(Data about app and page elements)
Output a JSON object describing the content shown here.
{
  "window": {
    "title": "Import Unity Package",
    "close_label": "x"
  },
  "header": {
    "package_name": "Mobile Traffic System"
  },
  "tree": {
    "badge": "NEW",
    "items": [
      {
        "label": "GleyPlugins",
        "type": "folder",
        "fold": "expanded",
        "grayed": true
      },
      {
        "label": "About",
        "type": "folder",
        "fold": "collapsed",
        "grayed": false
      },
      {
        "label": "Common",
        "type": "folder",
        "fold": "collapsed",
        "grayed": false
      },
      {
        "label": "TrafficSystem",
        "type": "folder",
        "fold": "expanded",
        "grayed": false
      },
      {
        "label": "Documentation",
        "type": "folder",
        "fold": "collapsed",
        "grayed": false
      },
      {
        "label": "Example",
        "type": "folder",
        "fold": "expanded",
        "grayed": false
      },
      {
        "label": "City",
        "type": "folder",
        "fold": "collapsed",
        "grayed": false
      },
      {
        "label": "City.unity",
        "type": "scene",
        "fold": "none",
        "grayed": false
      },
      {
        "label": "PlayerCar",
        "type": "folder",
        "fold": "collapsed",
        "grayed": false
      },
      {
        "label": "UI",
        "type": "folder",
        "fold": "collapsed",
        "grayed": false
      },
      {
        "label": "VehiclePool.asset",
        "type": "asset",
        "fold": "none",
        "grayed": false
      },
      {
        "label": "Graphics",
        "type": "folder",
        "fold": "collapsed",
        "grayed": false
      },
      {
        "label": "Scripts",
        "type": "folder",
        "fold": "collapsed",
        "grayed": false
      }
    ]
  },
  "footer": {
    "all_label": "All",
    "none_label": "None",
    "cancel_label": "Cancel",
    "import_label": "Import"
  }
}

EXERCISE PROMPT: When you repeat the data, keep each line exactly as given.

FINISHED EXERCISE:
Output a JSON object describing the content shown here.
{
  "window": {
    "title": "Import Unity Package",
    "close_label": "x"
  },
  "header": {
    "package_name": "Mobile Traffic System"
  },
  "tree": {
    "badge": "NEW",
    "items": [
      {
        "label": "GleyPlugins",
        "type": "folder",
        "fold": "expanded",
        "grayed": true
      },
      {
        "label": "About",
        "type": "folder",
        "fold": "collapsed",
        "grayed": false
      },
      {
        "label": "Common",
        "type": "folder",
        "fold": "collapsed",
        "grayed": false
      },
      {
        "label": "TrafficSystem",
        "type": "folder",
        "fold": "expanded",
        "grayed": false
      },
      {
        "label": "Documentation",
        "type": "folder",
        "fold": "collapsed",
        "grayed": false
      },
      {
        "label": "Example",
        "type": "folder",
        "fold": "expanded",
        "grayed": false
      },
      {
        "label": "City",
        "type": "folder",
        "fold": "collapsed",
        "grayed": false
      },
      {
        "label": "City.unity",
        "type": "scene",
        "fold": "none",
        "grayed": false
      },
      {
        "label": "PlayerCar",
        "type": "folder",
        "fold": "collapsed",
        "grayed": false
      },
      {
        "label": "UI",
        "type": "folder",
        "fold": "collapsed",
        "grayed": false
      },
      {
        "label": "VehiclePool.asset",
        "type": "asset",
        "fold": "none",
        "grayed": false
      },
      {
        "label": "Graphics",
        "type": "folder",
        "fold": "collapsed",
        "grayed": false
      },
      {
        "label": "Scripts",
        "type": "folder",
        "fold": "collapsed",
        "grayed": false
      }
    ]
  },
  "footer": {
    "all_label": "All",
    "none_label": "None",
    "cancel_label": "Cancel",
    "import_label": "Import"
  }
}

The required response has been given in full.